--- INPUT DATA Enclosed Below ---
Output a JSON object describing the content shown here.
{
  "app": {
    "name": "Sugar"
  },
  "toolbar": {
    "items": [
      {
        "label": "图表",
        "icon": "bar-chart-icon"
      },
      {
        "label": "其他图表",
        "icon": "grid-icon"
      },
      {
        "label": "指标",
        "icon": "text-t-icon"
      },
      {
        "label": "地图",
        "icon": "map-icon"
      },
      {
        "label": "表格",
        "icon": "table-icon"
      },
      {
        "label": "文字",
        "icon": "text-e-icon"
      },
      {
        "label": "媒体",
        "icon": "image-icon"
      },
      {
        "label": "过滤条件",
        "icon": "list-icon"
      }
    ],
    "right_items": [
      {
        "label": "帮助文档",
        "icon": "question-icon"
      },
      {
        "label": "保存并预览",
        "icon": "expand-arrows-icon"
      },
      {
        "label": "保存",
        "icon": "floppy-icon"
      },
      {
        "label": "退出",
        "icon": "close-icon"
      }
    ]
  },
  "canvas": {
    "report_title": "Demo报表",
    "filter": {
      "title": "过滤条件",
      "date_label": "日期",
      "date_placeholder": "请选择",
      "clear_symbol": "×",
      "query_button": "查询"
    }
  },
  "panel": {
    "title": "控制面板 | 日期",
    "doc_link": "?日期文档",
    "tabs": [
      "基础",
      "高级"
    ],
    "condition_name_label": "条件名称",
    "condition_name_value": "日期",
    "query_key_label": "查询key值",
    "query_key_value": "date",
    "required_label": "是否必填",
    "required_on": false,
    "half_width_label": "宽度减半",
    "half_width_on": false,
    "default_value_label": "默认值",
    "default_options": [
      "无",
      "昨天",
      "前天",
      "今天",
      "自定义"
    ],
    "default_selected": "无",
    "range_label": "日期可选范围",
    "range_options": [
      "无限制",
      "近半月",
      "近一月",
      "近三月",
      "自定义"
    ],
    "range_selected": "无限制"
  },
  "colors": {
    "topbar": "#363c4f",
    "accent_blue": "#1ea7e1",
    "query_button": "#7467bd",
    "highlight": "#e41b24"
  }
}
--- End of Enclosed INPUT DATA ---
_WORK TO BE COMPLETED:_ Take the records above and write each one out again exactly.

_WRITTEN RESPONSE:_
Output a JSON object describing the content shown here.
{
  "app": {
    "name": "Sugar"
  },
  "toolbar": {
    "items": [
      {
        "label": "图表",
        "icon": "bar-chart-icon"
      },
      {
        "label": "其他图表",
        "icon": "grid-icon"
      },
      {
        "label": "指标",
        "icon": "text-t-icon"
      },
      {
        "label": "地图",
        "icon": "map-icon"
      },
      {
        "label": "表格",
        "icon": "table-icon"
      },
      {
        "label": "文字",
        "icon": "text-e-icon"
      },
      {
        "label": "媒体",
        "icon": "image-icon"
      },
      {
        "label": "过滤条件",
        "icon": "list-icon"
      }
    ],
    "right_items": [
      {
        "label": "帮助文档",
        "icon": "question-icon"
      },
      {
        "label": "保存并预览",
        "icon": "expand-arrows-icon"
      },
      {
        "label": "保存",
        "icon": "floppy-icon"
      },
      {
        "label": "退出",
        "icon": "close-icon"
      }
    ]
  },
  "canvas": {
    "report_title": "Demo报表",
    "filter": {
      "title": "过滤条件",
      "date_label": "日期",
      "date_placeholder": "请选择",
      "clear_symbol": "×",
      "query_button": "查询"
    }
  },
  "panel": {
    "title": "控制面板 | 日期",
    "doc_link": "?日期文档",
    "tabs": [
      "基础",
      "高级"
    ],
    "condition_name_label": "条件名称",
    "condition_name_value": "日期",
    "query_key_label": "查询key值",
    "query_key_value": "date",
    "required_label": "是否必填",
    "required_on": false,
    "half_width_label": "宽度减半",
    "half_width_on": false,
    "default_value_label": "默认值",
    "default_options": [
      "无",
      "昨天",
      "前天",
      "今天",
      "自定义"
    ],
    "default_selected": "无",
    "range_label": "日期可选范围",
    "range_options": [
      "无限制",
      "近半月",
      "近一月",
      "近三月",
      "自定义"
    ],
    "range_selected": "无限制"
  },
  "colors": {
    "topbar": "#363c4f",
    "accent_blue": "#1ea7e1",
    "query_button": "#7467bd",
    "highlight": "#e41b24"
  }
}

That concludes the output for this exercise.